For a vehicle that costs just under $60,000 to start, the Q4’s cabin isn’t perfect. The seats are up to Audi’s usual excellent standards, but the trim materials used on the dash and door panels aren’t, with shiny, scratchy black and grey plastic dominating. Some controls, such as for the drive modes, are tough to reach. And there’s no seat memory function. And what’s up with the strange, hexagon-shaped steering wheel? It may look high-tech, but it feels unnatural on the move, especially during low-speed maneuvers where some hand-over-hand action is required.
Impressive Efficiency And Economy
Thanks to its smooth, aerodynamic shape and its electric-first architecture, the Q4 e-tron is impressively efficient. Its standard 82-kWh battery is rated by Transport Canada to deliver 388 km of range, but I actually saw the Q4’s range estimate on a full charge exceed 460 km in temperate summer conditions. Drive sensibly and use the car’s technology properly, and you’ll regularly exceed the government estimates.
When it comes time to charge, the Q4 e-tron’s 125-kW charging ability isn’t class-leading, nor is its 400-volt electrical architecture. Still, charging from 5 to 80 per cent on a Level 3 charger takes a reasonable 38 minutes, time for a bathroom break and a coffee when stopping on a road trip. Four years of 30-minute Electrify Canada charging sessions come free with every Q4 e-tron, and their network is one of the best, with the latest, fastest chargers and a handy smartphone app. For day-to-day use, a Level 2 home charger installed at home will give you the best experience, letting you begin your routine with a full charge every day.
Priced at $59,950 to start, the Q4 isn’t an inexpensive SUV, but it slots nicely between Audi’s Q5 and high-performance SQ5 gasoline SUVs in price.
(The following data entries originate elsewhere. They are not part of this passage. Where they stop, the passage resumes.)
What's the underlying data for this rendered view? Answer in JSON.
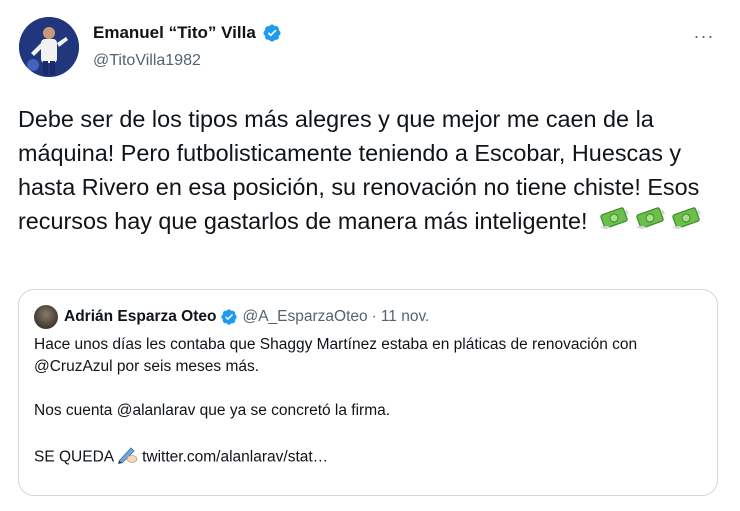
{
  "author": {
    "display_name": "Emanuel “Tito” Villa",
    "handle": "@TitoVilla1982"
  },
  "more_label": "···",
  "tweet": {
    "text": "Debe ser de los tipos más alegres y que mejor me caen de la máquina! Pero futbolisticamente teniendo a Escobar, Huescas y hasta Rivero en esa posición, su renovación no tiene chiste! Esos recursos hay que gastarlos de manera más inteligente!",
    "emoji": [
      "money-with-wings",
      "money-with-wings",
      "money-with-wings"
    ]
  },
  "quote": {
    "display_name": "Adrián Esparza Oteo",
    "handle": "@A_EsparzaOteo",
    "separator": "·",
    "time": "11 nov.",
    "paragraph_1": "Hace unos días les contaba que Shaggy Martínez estaba en pláticas de renovación con @CruzAzul por seis meses más.",
    "paragraph_2": "Nos cuenta @alanlarav que ya se concretó la firma.",
    "paragraph_3_prefix": "SE QUEDA",
    "paragraph_3_icon": "writing-hand",
    "paragraph_3_link": "twitter.com/alanlarav/stat…"
  },
  "colors": {
    "verified": "#1d9bf0",
    "secondary_text": "#536471",
    "border": "#cfd9de"
  }
}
In terms of feature content and technology, the Q4 e-tron is a match for the more conventional Audis, and its electronic systems are arguably even more advanced. Interior space and comfort is superior as well, even if the overall level of finish inside isn’t quite to the same level.
More importantly, the Q4 e-tron delivers real-world performance and acceleration that eclipses both of Audi’s mainstream gasoline SUVs. And once you factor in how much you’ll save by not filling up with premium gas, the Q4’s overall cost of ownership is also a win. Indeed, when viewed as a total package, the Q4 is an excellent overall value, and a package that’s good enough to make you wonder why anyone would need or want the more expensive, more luxurious, but shorter-range e-tron or e-tron sportback.